# TRY IT
Your job is to copy all the entries precisely as they stand.

(Entries from a dataset of interfaces)

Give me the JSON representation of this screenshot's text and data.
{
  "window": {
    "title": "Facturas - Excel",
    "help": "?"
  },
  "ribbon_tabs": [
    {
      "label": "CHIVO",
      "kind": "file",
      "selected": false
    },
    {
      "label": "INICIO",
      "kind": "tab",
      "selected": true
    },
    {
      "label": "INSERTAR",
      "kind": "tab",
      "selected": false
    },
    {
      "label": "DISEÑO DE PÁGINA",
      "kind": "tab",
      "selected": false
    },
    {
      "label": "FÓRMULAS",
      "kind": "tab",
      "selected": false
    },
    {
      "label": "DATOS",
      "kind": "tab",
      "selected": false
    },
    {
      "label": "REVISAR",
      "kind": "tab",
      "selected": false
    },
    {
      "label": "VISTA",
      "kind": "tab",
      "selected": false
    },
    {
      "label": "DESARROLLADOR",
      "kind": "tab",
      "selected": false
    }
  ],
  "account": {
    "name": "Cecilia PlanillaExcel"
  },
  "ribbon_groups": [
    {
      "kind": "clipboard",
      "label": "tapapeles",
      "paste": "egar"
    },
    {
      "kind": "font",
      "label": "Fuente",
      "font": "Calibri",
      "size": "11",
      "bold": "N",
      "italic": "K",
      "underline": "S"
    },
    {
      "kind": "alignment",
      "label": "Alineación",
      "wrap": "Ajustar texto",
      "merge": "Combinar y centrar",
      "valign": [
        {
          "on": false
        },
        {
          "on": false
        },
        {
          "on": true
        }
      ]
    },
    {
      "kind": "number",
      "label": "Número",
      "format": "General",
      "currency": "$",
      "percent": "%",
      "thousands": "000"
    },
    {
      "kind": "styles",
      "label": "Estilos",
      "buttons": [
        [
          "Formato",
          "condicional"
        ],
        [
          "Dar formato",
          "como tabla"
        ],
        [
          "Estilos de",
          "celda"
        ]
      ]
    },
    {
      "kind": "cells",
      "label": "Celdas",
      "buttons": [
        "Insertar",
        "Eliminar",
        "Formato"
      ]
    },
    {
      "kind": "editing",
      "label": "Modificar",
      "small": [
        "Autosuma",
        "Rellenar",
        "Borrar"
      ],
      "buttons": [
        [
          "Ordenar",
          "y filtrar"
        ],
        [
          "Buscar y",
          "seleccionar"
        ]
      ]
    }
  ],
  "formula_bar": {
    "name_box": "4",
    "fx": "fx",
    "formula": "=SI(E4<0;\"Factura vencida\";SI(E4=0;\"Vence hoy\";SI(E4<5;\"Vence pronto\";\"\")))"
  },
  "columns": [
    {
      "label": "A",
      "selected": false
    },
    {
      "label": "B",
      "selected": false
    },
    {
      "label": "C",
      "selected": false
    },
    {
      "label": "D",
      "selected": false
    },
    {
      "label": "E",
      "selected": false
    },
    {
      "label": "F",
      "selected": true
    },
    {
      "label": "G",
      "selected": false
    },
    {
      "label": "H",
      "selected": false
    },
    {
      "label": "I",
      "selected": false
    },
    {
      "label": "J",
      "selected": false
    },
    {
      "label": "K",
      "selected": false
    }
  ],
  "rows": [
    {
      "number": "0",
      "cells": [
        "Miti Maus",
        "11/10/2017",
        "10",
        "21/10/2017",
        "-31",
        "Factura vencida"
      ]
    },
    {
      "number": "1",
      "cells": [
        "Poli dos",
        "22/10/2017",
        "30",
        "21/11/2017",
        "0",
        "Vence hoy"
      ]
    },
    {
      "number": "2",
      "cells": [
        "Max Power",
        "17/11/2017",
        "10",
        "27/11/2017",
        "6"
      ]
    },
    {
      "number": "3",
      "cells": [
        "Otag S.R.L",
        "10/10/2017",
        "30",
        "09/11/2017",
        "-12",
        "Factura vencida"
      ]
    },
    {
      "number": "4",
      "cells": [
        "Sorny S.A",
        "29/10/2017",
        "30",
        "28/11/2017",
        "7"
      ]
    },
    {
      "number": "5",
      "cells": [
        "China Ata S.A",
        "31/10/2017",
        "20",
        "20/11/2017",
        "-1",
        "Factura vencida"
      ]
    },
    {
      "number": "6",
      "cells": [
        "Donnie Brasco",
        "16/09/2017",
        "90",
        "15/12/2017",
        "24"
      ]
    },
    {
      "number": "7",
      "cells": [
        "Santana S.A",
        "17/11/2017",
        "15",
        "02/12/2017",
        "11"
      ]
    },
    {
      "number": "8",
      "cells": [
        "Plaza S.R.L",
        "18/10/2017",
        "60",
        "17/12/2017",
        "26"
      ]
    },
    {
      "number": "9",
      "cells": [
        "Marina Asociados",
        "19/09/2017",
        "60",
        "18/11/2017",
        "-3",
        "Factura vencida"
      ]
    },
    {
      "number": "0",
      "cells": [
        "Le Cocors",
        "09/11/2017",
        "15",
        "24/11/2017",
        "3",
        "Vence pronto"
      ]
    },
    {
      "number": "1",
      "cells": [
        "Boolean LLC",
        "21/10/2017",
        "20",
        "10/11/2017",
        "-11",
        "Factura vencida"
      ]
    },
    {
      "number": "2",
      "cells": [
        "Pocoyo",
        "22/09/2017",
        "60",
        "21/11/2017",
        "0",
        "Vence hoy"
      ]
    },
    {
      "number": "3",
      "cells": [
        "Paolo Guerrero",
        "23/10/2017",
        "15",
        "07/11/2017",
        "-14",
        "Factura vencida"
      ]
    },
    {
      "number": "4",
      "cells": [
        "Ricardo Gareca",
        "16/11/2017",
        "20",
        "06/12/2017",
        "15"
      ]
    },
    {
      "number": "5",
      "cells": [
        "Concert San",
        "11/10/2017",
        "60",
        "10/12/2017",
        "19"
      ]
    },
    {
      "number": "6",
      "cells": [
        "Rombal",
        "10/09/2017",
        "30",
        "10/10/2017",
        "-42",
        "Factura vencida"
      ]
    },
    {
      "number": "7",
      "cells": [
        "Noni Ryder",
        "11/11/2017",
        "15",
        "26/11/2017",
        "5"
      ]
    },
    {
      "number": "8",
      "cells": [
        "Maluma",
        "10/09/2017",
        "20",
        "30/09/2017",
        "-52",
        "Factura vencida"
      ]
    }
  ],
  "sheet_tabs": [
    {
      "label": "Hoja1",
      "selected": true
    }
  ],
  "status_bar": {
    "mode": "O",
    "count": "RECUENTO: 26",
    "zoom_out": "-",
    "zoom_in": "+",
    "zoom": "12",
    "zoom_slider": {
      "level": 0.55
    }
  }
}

# RESULT FOR THIS TASK
Give me the JSON representation of this screenshot's text and data.
{
  "window": {
    "title": "Facturas - Excel",
    "help": "?"
  },
  "ribbon_tabs": [
    {
      "label": "CHIVO",
      "kind": "file",
      "selected": false
    },
    {
      "label": "INICIO",
      "kind": "tab",
      "selected": true
    },
    {
      "label": "INSERTAR",
      "kind": "tab",
      "selected": false
    },
    {
      "label": "DISEÑO DE PÁGINA",
      "kind": "tab",
      "selected": false
    },
    {
      "label": "FÓRMULAS",
      "kind": "tab",
      "selected": false
    },
    {
      "label": "DATOS",
      "kind": "tab",
      "selected": false
    },
    {
      "label": "REVISAR",
      "kind": "tab",
      "selected": false
    },
    {
      "label": "VISTA",
      "kind": "tab",
      "selected": false
    },
    {
      "label": "DESARROLLADOR",
      "kind": "tab",
      "selected": false
    }
  ],
  "account": {
    "name": "Cecilia PlanillaExcel"
  },
  "ribbon_groups": [
    {
      "kind": "clipboard",
      "label": "tapapeles",
      "paste": "egar"
    },
    {
      "kind": "font",
      "label": "Fuente",
      "font": "Calibri",
      "size": "11",
      "bold": "N",
      "italic": "K",
      "underline": "S"
    },
    {
      "kind": "alignment",
      "label": "Alineación",
      "wrap": "Ajustar texto",
      "merge": "Combinar y centrar",
      "valign": [
        {
          "on": false
        },
        {
          "on": false
        },
        {
          "on": true
        }
      ]
    },
    {
      "kind": "number",
      "label": "Número",
      "format": "General",
      "currency": "$",
      "percent": "%",
      "thousands": "000"
    },
    {
      "kind": "styles",
      "label": "Estilos",
      "buttons": [
        [
          "Formato",
          "condicional"
        ],
        [
          "Dar formato",
          "como tabla"
        ],
        [
          "Estilos de",
          "celda"
        ]
      ]
    },
    {
      "kind": "cells",
      "label": "Celdas",
      "buttons": [
        "Insertar",
        "Eliminar",
        "Formato"
      ]
    },
    {
      "kind": "editing",
      "label": "Modificar",
      "small": [
        "Autosuma",
        "Rellenar",
        "Borrar"
      ],
      "buttons": [
        [
          "Ordenar",
          "y filtrar"
        ],
        [
          "Buscar y",
          "seleccionar"
        ]
      ]
    }
  ],
  "formula_bar": {
    "name_box": "4",
    "fx": "fx",
    "formula": "=SI(E4<0;\"Factura vencida\";SI(E4=0;\"Vence hoy\";SI(E4<5;\"Vence pronto\";\"\")))"
  },
  "columns": [
    {
      "label": "A",
      "selected": false
    },
    {
      "label": "B",
      "selected": false
    },
    {
      "label": "C",
      "selected": false
    },
    {
      "label": "D",
      "selected": false
    },
    {
      "label": "E",
      "selected": false
    },
    {
      "label": "F",
      "selected": true
    },
    {
      "label": "G",
      "selected": false
    },
    {
      "label": "H",
      "selected": false
    },
    {
      "label": "I",
      "selected": false
    },
    {
      "label": "J",
      "selected": false
    },
    {
      "label": "K",
      "selected": false
    }
  ],
  "rows": [
    {
      "number": "0",
      "cells": [
        "Miti Maus",
        "11/10/2017",
        "10",
        "21/10/2017",
        "-31",
        "Factura vencida"
      ]
    },
    {
      "number": "1",
      "cells": [
        "Poli dos",
        "22/10/2017",
        "30",
        "21/11/2017",
        "0",
        "Vence hoy"
      ]
    },
    {
      "number": "2",
      "cells": [
        "Max Power",
        "17/11/2017",
        "10",
        "27/11/2017",
        "6"
      ]
    },
    {
      "number": "3",
      "cells": [
        "Otag S.R.L",
        "10/10/2017",
        "30",
        "09/11/2017",
        "-12",
        "Factura vencida"
      ]
    },
    {
      "number": "4",
      "cells": [
        "Sorny S.A",
        "29/10/2017",
        "30",
        "28/11/2017",
        "7"
      ]
    },
    {
      "number": "5",
      "cells": [
        "China Ata S.A",
        "31/10/2017",
        "20",
        "20/11/2017",
        "-1",
        "Factura vencida"
      ]
    },
    {
      "number": "6",
      "cells": [
        "Donnie Brasco",
        "16/09/2017",
        "90",
        "15/12/2017",
        "24"
      ]
    },
    {
      "number": "7",
      "cells": [
        "Santana S.A",
        "17/11/2017",
        "15",
        "02/12/2017",
        "11"
      ]
    },
    {
      "number": "8",
      "cells": [
        "Plaza S.R.L",
        "18/10/2017",
        "60",
        "17/12/2017",
        "26"
      ]
    },
    {
      "number": "9",
      "cells": [
        "Marina Asociados",
        "19/09/2017",
        "60",
        "18/11/2017",
        "-3",
        "Factura vencida"
      ]
    },
    {
      "number": "0",
      "cells": [
        "Le Cocors",
        "09/11/2017",
        "15",
        "24/11/2017",
        "3",
        "Vence pronto"
      ]
    },
    {
      "number": "1",
      "cells": [
        "Boolean LLC",
        "21/10/2017",
        "20",
        "10/11/2017",
        "-11",
        "Factura vencida"
      ]
    },
    {
      "number": "2",
      "cells": [
        "Pocoyo",
        "22/09/2017",
        "60",
        "21/11/2017",
        "0",
        "Vence hoy"
      ]
    },
    {
      "number": "3",
      "cells": [
        "Paolo Guerrero",
        "23/10/2017",
        "15",
        "07/11/2017",
        "-14",
        "Factura vencida"
      ]
    },
    {
      "number": "4",
      "cells": [
        "Ricardo Gareca",
        "16/11/2017",
        "20",
        "06/12/2017",
        "15"
      ]
    },
    {
      "number": "5",
      "cells": [
        "Concert San",
        "11/10/2017",
        "60",
        "10/12/2017",
        "19"
      ]
    },
    {
      "number": "6",
      "cells": [
        "Rombal",
        "10/09/2017",
        "30",
        "10/10/2017",
        "-42",
        "Factura vencida"
      ]
    },
    {
      "number": "7",
      "cells": [
        "Noni Ryder",
        "11/11/2017",
        "15",
        "26/11/2017",
        "5"
      ]
    },
    {
      "number": "8",
      "cells": [
        "Maluma",
        "10/09/2017",
        "20",
        "30/09/2017",
        "-52",
        "Factura vencida"
      ]
    }
  ],
  "sheet_tabs": [
    {
      "label": "Hoja1",
      "selected": true
    }
  ],
  "status_bar": {
    "mode": "O",
    "count": "RECUENTO: 26",
    "zoom_out": "-",
    "zoom_in": "+",
    "zoom": "12",
    "zoom_slider": {
      "level": 0.55
    }
  }
}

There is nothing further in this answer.